An Interview with Father Peter
By Chelsea Champkin, Elissa Garcia, Yvette Lecheminant and Alex Spence from the Pupil Chaplaincy Team.
Following the news that Pope Benedict is resigning, we interviewed Father Peter to hear his views and to learn what will be happening in the Vatican at this very important time.
Q: What was your reaction to the news that the Pope is resigning?
Fr. Peter: At first I felt sad because it is hard for a pope to retire. Then I felt admiration for him because he made this hard decision for the good of the church. He knew we needed someone to take the church forward. I felt proud of his humility.
Q: Do you think we will get a younger Pope?
Fr. Peter: It is possible. There are some younger cardinals. Cardinal Ouellet from Quebec is in his 60s and so is Cardinal Turkson from Ghana. He is 64. Cardinal Tagle from the Philippines is only 55. There are a few in their mid-60s.
Q: What will happen when the Pope retires?
Fr. Peter: The Pope will retire at 8 o’clock on the 28th February. He will then go to Castle Gandolfo, the Pope’s summer residence for a while. He will return to the Vatican, but not to the palace where the Pope lives – but to a convent that has been converted. He will live in it like a monk lives in a cloister. The day he leaves office, he is no longer Pope. His ring will be destroyed. It will be as if he has died. He will not be seen in public. This hasn’t happened in a long time so we have to get used to it. The new person will be the new Pope and he will have everyone’s loyalty and support.
Q: Has he made the right choice?
Fr. Peter: He made it for the good of the church and he believes it is the right thing. He is the Pope, so yes I believe he has done the right thing.
Q: How do they choose a Pope?
Fr. Peter: When the Pope resigns on the 28th of February, we will no longer have a Pope. Someone will take over the day to day running of things. 118 cardinals will be voting. You cannot vote if you are over 80 years old. They meet in a conclave. They will be closed off from the world in the Sistine Chapel. They will pray for guidance from the Holy Spirit and they will talk a lot to each other. The names are put in a chalice. They will keep praying and voting until one name has a two-thirds majority. The names are burnt after each vote. The smoke is black. When one name has the two-thirds majority, the person will be asked in Latin if he accepts the appointment as the successor of St. Peter. The person answers in Latin. If the person accepts, the papers are burnt and white smoke is seen. All the time the cardinals pray for guidance from the Holy Spirit.
Q: How long will it be before we get a new Pope?
Fr. Peter: I think we may have a Pope for Holy Week. It is important to have a Pope to lead us through the most important week of the church.
Q: Who do you think will be the best person?
Fr. Peter: I hope it is someone who will connect with our young people and be open to all, especially those who have stopped practising. I hope it is someone who will fire us all up.
Q: Have you ever met Pope Benedict?
Fr. Peter: Never in person but I was close to him at Westminster Abbey because of my ecumenical work on Church Unity. I did meet the last Pope, Pope John Paul II and I celebrated Mass with him.
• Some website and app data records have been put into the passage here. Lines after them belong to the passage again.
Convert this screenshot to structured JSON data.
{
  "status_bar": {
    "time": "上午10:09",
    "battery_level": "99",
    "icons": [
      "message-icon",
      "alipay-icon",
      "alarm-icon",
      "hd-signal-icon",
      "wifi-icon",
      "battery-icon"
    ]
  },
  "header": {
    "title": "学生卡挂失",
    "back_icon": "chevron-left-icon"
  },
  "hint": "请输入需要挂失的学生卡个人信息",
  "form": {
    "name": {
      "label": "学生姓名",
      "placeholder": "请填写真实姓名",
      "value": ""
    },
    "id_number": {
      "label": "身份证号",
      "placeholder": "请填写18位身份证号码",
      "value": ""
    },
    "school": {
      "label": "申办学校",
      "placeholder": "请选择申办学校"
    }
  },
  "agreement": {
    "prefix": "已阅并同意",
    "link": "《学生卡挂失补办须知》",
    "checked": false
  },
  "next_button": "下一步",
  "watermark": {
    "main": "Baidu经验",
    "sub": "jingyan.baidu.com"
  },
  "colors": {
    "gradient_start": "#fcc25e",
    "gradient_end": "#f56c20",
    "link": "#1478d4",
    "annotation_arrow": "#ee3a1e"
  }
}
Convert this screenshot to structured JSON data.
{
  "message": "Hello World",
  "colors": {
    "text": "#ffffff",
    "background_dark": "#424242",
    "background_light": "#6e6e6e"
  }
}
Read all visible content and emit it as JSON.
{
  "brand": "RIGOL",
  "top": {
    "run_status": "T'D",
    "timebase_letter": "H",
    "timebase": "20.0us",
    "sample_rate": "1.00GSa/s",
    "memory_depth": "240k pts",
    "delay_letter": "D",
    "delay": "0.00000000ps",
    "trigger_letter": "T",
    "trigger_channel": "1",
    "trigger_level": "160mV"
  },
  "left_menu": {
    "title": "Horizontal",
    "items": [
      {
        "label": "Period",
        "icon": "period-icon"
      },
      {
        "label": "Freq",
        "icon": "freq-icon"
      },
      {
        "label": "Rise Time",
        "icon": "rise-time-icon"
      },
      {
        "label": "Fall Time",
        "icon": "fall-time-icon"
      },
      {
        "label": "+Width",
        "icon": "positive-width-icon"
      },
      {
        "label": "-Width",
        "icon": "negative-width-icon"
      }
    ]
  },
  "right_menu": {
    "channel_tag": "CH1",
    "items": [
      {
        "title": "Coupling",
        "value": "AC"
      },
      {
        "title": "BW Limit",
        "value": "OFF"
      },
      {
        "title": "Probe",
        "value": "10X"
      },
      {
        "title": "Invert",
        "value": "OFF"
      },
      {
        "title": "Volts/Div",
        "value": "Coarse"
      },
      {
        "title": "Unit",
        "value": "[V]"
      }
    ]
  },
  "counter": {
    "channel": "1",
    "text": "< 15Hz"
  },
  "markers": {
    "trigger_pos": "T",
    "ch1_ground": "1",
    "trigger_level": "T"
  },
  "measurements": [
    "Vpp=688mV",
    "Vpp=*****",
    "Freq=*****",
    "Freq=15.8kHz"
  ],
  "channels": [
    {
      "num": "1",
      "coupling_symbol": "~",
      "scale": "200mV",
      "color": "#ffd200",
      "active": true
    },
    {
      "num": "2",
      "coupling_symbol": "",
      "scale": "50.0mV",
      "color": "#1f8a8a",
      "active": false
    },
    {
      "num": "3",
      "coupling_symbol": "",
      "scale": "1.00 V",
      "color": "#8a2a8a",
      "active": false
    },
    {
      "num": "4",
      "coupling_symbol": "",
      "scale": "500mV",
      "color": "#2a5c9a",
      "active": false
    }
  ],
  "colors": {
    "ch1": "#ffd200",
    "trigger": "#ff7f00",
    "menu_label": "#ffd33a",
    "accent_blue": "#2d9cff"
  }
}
Q: If you were Pope what would you do?
Fr. Peter: I would reach out to all those who have stopped practising and engage with our young. I would support with enthusiasm all the people of God.
Thank you, Father Peter.
The whole school went on a Lenten Walkaround. Different scenes from the Lenten story were set up around the school and the children walked around the scenes listening to and reflecting on what happened at this important time of year.
Family and friends joined the school community for an Easter walkaround. We visited different parts of the school and learnt about the Easter Story. Thank you to all those who came and a special thank you to our Year 3 children for their super acting.
We had a wonderful time crowning Our Lady. Family and friends supported the children in this wonderful celebration. Infant children brought flowers and plants and Junior children wrote prayers.
Tommy brought the bell to school as part of its pilgrimage to the Eucharistic Congress in Dublin on 10th to 17th June 2012. He explained all about the bell and thanked the choir for a good performance at Church. Everybody got to ring the bell and received a prayer card. Thank you Tommy.